__About this task__
Check every line below for the word "klmA" and copy the ones that have it.

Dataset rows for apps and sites
.....

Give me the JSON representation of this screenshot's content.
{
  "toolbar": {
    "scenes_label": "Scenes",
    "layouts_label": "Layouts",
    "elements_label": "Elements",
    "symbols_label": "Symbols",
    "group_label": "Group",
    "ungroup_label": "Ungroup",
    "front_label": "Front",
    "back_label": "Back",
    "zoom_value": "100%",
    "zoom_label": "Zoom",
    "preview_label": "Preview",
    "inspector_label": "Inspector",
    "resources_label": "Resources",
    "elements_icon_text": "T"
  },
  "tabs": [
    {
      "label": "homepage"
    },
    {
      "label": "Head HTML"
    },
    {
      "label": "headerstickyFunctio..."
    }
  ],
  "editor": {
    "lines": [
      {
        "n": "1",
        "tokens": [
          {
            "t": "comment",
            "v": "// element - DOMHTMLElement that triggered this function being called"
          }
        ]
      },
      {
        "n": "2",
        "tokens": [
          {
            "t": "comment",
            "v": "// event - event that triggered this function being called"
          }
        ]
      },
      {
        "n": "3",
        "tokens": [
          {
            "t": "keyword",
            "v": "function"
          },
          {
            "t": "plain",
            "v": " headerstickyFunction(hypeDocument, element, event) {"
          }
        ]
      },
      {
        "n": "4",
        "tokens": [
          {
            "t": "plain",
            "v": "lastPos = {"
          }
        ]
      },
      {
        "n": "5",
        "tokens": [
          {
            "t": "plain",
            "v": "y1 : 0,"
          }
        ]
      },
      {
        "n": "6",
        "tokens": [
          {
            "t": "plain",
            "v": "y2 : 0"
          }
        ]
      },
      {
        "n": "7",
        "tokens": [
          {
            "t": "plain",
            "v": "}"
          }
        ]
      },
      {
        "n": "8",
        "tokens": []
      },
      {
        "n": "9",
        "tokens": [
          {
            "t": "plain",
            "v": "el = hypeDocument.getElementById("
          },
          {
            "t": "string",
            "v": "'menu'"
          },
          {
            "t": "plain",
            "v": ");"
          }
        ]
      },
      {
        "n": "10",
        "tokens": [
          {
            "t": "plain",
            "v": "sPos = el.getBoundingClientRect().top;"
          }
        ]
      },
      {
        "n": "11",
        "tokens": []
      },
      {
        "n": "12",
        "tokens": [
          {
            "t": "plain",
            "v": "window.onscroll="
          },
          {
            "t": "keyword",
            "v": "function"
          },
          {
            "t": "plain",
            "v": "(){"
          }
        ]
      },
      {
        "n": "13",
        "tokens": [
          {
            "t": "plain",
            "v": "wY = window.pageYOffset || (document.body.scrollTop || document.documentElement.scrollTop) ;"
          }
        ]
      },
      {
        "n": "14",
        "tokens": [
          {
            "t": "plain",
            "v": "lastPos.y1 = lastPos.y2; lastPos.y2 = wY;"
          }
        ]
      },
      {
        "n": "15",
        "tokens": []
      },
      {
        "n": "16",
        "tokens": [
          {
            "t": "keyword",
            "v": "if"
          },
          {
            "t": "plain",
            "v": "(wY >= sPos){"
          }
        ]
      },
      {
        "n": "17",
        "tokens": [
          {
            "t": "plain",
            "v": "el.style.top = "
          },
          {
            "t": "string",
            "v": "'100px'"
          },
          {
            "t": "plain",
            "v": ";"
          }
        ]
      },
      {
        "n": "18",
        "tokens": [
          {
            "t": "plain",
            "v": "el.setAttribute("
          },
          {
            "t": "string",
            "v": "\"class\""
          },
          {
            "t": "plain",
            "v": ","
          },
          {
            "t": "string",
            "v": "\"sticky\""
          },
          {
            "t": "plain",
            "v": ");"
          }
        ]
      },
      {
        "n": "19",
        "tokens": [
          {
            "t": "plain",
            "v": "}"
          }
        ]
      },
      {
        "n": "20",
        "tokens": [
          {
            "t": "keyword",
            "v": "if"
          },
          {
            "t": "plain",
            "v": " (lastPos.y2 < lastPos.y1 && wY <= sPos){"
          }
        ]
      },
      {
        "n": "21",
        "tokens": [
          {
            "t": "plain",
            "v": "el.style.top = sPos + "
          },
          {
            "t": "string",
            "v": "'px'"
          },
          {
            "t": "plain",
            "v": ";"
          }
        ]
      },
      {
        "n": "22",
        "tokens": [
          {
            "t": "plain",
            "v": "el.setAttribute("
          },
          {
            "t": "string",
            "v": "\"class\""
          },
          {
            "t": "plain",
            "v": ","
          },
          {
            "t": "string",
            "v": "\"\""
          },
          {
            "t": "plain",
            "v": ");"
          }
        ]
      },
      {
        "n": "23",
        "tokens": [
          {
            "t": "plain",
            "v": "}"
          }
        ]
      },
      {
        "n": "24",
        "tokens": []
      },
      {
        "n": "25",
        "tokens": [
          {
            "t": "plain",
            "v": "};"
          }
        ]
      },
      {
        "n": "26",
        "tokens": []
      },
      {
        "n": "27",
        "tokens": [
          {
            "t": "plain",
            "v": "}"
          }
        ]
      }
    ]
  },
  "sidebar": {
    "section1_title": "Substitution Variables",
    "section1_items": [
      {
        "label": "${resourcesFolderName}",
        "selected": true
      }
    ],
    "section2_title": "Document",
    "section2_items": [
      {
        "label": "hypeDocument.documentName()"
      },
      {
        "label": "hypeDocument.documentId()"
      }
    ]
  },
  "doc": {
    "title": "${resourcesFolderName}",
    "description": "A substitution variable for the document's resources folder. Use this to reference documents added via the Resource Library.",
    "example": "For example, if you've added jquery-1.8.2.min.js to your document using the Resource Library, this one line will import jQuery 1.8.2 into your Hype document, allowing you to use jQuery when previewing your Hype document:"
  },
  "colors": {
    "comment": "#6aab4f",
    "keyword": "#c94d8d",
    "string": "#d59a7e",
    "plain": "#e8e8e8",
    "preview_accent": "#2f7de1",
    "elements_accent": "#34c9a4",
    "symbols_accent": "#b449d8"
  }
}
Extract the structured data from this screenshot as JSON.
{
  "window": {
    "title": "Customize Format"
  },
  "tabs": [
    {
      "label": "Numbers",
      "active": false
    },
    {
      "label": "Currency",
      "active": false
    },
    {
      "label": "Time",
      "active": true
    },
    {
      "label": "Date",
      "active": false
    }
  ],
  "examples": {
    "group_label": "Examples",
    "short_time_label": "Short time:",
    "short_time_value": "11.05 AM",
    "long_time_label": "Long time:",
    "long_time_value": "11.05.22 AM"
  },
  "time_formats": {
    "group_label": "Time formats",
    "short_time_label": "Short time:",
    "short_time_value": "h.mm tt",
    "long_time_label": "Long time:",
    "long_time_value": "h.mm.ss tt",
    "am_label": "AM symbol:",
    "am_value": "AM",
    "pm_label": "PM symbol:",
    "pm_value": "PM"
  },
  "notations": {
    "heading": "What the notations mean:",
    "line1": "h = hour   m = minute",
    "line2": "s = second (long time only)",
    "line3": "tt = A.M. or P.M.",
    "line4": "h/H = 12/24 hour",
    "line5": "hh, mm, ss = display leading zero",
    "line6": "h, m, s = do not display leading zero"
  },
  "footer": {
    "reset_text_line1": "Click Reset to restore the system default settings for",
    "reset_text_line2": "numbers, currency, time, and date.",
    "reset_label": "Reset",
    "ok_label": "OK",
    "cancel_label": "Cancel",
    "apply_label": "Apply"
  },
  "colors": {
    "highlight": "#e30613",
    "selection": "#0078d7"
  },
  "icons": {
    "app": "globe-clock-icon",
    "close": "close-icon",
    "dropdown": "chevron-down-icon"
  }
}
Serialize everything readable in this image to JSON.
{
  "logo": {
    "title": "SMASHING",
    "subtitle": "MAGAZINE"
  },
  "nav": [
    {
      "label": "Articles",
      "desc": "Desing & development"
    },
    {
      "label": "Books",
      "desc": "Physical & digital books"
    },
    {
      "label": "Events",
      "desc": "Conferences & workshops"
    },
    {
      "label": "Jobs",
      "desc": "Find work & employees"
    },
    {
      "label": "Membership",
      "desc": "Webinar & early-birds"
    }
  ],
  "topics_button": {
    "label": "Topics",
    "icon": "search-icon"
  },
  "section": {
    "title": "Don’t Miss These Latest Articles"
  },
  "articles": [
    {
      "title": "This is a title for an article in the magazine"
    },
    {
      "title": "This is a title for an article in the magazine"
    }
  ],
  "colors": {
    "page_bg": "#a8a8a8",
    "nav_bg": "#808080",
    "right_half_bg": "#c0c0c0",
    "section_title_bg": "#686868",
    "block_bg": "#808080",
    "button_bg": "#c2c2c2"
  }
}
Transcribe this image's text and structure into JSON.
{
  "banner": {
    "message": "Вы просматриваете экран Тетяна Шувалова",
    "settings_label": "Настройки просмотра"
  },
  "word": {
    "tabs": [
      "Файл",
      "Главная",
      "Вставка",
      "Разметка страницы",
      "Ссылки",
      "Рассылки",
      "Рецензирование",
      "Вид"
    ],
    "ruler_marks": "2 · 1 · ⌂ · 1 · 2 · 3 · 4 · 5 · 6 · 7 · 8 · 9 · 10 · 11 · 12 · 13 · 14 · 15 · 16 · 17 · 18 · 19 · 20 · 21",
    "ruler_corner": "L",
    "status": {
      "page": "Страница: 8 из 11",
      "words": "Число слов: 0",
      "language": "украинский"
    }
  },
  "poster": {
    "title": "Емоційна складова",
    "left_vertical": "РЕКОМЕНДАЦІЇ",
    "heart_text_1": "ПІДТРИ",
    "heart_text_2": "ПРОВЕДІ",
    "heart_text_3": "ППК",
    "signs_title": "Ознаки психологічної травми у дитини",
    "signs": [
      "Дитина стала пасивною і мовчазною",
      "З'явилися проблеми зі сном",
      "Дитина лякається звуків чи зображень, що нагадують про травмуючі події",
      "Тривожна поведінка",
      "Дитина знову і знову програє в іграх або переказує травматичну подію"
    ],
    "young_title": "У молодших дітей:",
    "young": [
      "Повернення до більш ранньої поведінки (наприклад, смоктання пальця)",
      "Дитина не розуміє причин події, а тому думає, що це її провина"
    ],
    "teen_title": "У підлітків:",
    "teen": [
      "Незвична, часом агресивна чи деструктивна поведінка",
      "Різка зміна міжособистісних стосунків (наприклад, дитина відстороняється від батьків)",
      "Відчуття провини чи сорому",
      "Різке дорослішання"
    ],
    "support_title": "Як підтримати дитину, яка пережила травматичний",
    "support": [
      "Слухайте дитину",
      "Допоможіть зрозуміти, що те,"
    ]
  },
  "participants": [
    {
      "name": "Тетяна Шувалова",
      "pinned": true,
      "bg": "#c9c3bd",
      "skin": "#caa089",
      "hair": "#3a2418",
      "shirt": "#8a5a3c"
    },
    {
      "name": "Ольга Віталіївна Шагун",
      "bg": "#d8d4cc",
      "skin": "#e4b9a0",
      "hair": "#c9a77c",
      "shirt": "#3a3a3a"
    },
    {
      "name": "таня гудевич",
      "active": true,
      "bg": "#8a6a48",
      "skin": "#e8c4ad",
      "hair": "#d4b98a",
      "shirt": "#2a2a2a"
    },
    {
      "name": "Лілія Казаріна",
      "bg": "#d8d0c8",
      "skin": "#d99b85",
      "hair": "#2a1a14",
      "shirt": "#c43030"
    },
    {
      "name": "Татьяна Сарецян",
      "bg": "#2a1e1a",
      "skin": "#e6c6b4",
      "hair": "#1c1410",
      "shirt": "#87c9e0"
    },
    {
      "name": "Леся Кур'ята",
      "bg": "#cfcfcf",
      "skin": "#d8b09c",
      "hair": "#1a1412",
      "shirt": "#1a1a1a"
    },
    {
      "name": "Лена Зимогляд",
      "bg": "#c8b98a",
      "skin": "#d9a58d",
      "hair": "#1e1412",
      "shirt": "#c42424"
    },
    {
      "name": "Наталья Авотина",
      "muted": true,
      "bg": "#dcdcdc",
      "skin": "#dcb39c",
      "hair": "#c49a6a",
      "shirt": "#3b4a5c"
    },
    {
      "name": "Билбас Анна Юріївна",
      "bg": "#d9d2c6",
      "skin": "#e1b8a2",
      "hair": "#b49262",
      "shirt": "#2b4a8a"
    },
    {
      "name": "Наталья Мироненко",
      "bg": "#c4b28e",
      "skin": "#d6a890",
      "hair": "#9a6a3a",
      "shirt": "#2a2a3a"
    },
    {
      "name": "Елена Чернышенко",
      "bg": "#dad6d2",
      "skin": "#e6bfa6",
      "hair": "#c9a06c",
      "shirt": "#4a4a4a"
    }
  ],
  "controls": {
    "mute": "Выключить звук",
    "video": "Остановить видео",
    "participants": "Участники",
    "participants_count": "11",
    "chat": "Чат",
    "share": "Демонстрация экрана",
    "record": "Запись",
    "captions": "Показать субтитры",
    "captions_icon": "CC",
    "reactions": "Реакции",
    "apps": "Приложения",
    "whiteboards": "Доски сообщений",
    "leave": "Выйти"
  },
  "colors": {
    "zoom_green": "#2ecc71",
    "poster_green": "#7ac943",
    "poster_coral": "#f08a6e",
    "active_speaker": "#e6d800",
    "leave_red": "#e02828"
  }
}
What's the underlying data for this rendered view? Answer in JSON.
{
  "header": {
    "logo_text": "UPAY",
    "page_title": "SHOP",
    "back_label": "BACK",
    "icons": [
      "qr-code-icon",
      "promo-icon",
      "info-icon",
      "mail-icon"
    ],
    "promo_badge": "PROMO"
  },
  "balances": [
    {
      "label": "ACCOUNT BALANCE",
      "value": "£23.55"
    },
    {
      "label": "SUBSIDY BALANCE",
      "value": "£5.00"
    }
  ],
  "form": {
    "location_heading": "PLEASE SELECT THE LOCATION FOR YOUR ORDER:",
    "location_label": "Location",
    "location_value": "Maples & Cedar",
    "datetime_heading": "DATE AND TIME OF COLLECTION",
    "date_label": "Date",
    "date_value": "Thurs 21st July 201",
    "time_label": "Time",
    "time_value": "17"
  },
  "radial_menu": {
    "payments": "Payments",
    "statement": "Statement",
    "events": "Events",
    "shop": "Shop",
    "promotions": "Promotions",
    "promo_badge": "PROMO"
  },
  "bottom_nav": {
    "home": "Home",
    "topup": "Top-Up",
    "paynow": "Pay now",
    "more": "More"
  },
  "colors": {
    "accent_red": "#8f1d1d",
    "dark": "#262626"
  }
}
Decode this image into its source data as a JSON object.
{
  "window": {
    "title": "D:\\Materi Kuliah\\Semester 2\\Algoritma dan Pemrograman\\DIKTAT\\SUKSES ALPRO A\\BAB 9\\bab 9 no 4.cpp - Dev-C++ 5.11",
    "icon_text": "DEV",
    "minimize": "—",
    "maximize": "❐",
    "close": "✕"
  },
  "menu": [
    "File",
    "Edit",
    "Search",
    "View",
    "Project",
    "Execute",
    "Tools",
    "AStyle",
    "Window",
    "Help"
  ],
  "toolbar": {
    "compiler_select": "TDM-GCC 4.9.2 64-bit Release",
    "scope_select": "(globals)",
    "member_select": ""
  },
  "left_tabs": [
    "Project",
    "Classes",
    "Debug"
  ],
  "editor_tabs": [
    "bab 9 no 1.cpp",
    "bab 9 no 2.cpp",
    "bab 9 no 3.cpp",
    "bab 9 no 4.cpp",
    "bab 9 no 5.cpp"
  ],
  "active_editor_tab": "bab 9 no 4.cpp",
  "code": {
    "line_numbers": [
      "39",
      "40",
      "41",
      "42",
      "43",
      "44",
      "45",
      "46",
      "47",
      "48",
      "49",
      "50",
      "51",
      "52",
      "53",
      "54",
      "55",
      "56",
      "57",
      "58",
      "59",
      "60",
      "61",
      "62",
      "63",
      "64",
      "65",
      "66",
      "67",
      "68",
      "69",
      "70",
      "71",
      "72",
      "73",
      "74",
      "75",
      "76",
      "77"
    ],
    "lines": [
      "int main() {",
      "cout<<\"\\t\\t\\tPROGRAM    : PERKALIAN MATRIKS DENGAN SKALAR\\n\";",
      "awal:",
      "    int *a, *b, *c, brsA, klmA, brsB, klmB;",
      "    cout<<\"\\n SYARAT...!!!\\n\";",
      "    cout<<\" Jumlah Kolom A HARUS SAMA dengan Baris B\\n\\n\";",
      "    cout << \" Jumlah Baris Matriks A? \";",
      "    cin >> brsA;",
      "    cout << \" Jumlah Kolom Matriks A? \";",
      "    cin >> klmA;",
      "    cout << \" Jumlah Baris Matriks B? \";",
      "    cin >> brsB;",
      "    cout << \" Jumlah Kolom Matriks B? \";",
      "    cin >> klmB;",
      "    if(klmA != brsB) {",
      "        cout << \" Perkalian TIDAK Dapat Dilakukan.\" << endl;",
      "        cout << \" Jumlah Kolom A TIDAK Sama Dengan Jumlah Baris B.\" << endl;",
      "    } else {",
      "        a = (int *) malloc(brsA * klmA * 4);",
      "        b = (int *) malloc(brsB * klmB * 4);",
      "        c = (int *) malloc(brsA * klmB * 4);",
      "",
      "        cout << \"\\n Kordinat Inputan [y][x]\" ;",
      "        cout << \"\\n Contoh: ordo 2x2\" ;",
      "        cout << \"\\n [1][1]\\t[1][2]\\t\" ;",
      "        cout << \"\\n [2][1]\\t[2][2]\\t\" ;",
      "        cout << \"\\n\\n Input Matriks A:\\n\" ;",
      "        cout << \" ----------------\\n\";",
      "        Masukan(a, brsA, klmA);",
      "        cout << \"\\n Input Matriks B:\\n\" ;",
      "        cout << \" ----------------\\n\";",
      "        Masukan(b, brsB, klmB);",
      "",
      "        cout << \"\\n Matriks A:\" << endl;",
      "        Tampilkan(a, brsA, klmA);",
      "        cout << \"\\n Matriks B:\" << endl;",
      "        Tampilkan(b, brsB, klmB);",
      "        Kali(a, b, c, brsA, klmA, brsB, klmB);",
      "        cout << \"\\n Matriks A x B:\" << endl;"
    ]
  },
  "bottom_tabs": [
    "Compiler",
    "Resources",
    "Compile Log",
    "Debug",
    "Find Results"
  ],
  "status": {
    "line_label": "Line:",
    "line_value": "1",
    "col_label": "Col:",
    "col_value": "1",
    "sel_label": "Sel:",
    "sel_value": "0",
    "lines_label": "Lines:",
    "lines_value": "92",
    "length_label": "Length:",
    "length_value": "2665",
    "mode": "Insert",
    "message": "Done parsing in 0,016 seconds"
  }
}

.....

__Answer to this problem__
      "    int *a, *b, *c, brsA, klmA, brsB, klmB;",
      "    cin >> klmA;",
      "    if(klmA != brsB) {",
      "        a = (int *) malloc(brsA * klmA * 4);",
      "        Masukan(a, brsA, klmA);",
      "        Tampilkan(a, brsA, klmA);",
      "        Kali(a, b, c, brsA, klmA, brsB, klmB);",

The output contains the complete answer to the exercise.